nlopes resigned from this revision.Mar 24 2021, 9:24 AM
nlopes added inline comments.

The whole point of your RFC & patches was to fix bugs in LLVM, not to match the implementation it is replacing AFAIU.

Anyway, since apparently I'm acting in bad faith regarding this patch, I'll step down immediately.

This revision now requires review to proceed.Mar 24 2021, 9:24 AM
reames updated this revision to Diff 333144.Mar 24 2021, 3:05 PM

Strip out the argument attribute cases for now. I'll move them to their own review since they seem to need more discussion.

Can I get an LGTM on this? This is blocking a bunch of follow up patches.

nikic added inline comments.Mar 24 2021, 3:22 PM
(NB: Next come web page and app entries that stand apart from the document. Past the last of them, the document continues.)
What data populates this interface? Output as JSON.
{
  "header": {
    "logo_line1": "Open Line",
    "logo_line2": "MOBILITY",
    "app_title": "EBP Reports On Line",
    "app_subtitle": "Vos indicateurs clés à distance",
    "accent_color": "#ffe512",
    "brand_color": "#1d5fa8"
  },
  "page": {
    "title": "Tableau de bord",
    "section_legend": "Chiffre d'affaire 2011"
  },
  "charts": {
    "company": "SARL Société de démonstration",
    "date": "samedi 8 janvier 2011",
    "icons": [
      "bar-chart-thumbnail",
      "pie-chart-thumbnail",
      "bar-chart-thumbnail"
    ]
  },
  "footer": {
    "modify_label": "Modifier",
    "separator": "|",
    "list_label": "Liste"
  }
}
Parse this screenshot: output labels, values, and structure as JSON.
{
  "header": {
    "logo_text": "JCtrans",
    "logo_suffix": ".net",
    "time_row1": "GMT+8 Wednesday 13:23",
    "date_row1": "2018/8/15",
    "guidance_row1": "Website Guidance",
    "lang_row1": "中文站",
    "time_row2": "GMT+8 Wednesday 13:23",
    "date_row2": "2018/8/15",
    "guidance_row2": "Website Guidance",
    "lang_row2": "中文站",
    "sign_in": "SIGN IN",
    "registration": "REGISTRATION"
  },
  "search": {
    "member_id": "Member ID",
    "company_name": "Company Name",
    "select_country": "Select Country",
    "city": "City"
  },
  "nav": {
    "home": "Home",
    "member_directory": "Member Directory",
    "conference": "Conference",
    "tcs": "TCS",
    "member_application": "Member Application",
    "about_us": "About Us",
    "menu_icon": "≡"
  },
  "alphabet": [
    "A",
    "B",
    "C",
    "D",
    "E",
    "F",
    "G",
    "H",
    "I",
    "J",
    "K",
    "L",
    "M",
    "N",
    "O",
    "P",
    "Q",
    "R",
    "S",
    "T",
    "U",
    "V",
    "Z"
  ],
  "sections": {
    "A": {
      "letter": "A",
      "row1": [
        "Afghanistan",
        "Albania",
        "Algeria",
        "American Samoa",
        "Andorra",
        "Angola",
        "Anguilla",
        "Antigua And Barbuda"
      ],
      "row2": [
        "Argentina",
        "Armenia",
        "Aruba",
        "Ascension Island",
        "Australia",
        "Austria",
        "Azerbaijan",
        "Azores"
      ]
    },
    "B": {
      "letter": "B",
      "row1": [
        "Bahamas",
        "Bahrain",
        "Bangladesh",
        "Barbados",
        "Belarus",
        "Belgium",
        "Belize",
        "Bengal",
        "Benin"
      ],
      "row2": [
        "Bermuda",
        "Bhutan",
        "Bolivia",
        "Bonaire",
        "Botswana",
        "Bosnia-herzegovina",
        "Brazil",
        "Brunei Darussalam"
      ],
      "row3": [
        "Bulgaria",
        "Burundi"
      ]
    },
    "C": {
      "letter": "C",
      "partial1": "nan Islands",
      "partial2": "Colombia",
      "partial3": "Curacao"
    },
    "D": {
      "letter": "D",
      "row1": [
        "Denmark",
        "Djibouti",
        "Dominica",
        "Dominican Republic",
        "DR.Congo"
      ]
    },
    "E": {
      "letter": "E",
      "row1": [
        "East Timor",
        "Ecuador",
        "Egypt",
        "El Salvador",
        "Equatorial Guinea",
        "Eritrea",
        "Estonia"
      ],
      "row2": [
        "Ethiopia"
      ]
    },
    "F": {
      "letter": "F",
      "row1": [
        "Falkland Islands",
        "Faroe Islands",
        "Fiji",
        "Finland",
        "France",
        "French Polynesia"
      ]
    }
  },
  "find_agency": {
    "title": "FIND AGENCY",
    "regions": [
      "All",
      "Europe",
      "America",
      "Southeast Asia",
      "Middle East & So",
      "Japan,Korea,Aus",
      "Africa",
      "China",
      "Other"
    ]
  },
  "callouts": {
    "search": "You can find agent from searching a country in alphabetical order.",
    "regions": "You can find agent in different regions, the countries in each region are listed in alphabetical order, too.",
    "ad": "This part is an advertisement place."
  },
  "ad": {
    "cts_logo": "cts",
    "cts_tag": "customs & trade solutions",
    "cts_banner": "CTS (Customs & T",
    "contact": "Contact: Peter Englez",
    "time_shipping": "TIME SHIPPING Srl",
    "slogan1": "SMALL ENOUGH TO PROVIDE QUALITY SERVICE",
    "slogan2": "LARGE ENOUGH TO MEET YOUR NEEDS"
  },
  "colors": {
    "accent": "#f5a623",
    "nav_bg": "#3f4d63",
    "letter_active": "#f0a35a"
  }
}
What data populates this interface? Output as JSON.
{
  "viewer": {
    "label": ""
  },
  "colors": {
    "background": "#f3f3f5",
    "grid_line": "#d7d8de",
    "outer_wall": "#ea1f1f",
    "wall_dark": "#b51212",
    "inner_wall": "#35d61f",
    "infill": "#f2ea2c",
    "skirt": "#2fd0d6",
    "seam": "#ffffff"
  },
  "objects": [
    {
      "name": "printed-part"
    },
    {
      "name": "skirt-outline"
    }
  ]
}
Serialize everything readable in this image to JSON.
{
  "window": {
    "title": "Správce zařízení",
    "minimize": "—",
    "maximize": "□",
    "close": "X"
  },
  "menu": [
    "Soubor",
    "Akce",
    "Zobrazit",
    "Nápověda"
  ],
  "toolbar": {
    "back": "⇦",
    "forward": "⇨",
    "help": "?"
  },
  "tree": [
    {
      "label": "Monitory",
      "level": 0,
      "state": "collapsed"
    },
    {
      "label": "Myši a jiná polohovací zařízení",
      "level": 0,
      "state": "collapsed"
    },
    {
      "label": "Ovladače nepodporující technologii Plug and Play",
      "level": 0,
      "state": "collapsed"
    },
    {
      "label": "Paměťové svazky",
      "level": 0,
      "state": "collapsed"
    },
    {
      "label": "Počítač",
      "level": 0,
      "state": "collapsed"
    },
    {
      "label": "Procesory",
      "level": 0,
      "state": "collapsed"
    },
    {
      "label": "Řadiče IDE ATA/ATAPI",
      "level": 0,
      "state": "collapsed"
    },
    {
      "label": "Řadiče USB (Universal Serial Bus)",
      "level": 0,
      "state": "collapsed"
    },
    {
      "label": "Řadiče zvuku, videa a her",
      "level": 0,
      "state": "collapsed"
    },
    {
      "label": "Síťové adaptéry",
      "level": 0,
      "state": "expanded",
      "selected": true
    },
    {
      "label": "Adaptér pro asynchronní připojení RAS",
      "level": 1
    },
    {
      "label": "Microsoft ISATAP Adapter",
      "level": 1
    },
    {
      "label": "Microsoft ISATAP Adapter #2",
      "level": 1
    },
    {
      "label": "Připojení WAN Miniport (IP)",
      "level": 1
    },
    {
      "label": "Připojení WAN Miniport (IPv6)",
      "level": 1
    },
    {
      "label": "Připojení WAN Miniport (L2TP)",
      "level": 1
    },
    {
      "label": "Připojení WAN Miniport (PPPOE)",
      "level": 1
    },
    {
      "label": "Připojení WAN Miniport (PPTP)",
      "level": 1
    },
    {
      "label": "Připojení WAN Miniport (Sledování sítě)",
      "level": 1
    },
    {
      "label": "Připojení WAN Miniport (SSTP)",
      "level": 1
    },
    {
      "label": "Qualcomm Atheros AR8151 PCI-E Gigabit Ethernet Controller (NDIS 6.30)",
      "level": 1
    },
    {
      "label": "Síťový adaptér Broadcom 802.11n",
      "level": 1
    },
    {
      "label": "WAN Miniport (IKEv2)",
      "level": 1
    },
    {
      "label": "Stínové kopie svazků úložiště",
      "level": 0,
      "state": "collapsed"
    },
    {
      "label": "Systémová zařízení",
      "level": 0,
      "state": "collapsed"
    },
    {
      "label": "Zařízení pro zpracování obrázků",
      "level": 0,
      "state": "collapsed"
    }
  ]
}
GlobalValue is a subtype of Constant, no need to check it separately.


nit: it's -> its


I don't really get why this code is specific to arguments. Shouldn't this hold for any SSA value inside the function? Sure, it can get freed after the function returns/unwinds, but not while the SSA value is active. Am I missing something here?

nikic added a comment.Mar 24 2021, 3:23 PM

You might want to split out the GC part as well, or at least have someone else look at that -- I don't know anything about it.

I looked at the GC part and it looks good to me.

reames updated this revision to Diff 333163.Mar 24 2021, 4:04 PM

Address review comments, and make a stylistic adjustment to make it really clear that this patch doesn't effect alloca handling at all.

nikic accepted this revision.Mar 24 2021, 4:10 PM



Probably doesn't make sense to keep this as a bullet point list if there's only the one element :)

This revision is now accepted and ready to land.Mar 24 2021, 4:10 PM
This revision was landed with ongoing or failed builds.Mar 24 2021, 4:21 PM
This revision was automatically updated to reflect the committed changes.
reames added inline comments.Mar 25 2021, 11:56 AM

To close the loop here for third parties reading along, Nuno and I had an offline conversation on this sub-point today.

This discussion did trigger a clarification response to the original RFC to be much more specific about the scope of the proposal. That seems to have been the original confusion which let us down this path of miscommunication.

The conversation also triggered me to change my handling of a related discussion thread about changes which recently changed the semantics of lifetime intrinsics.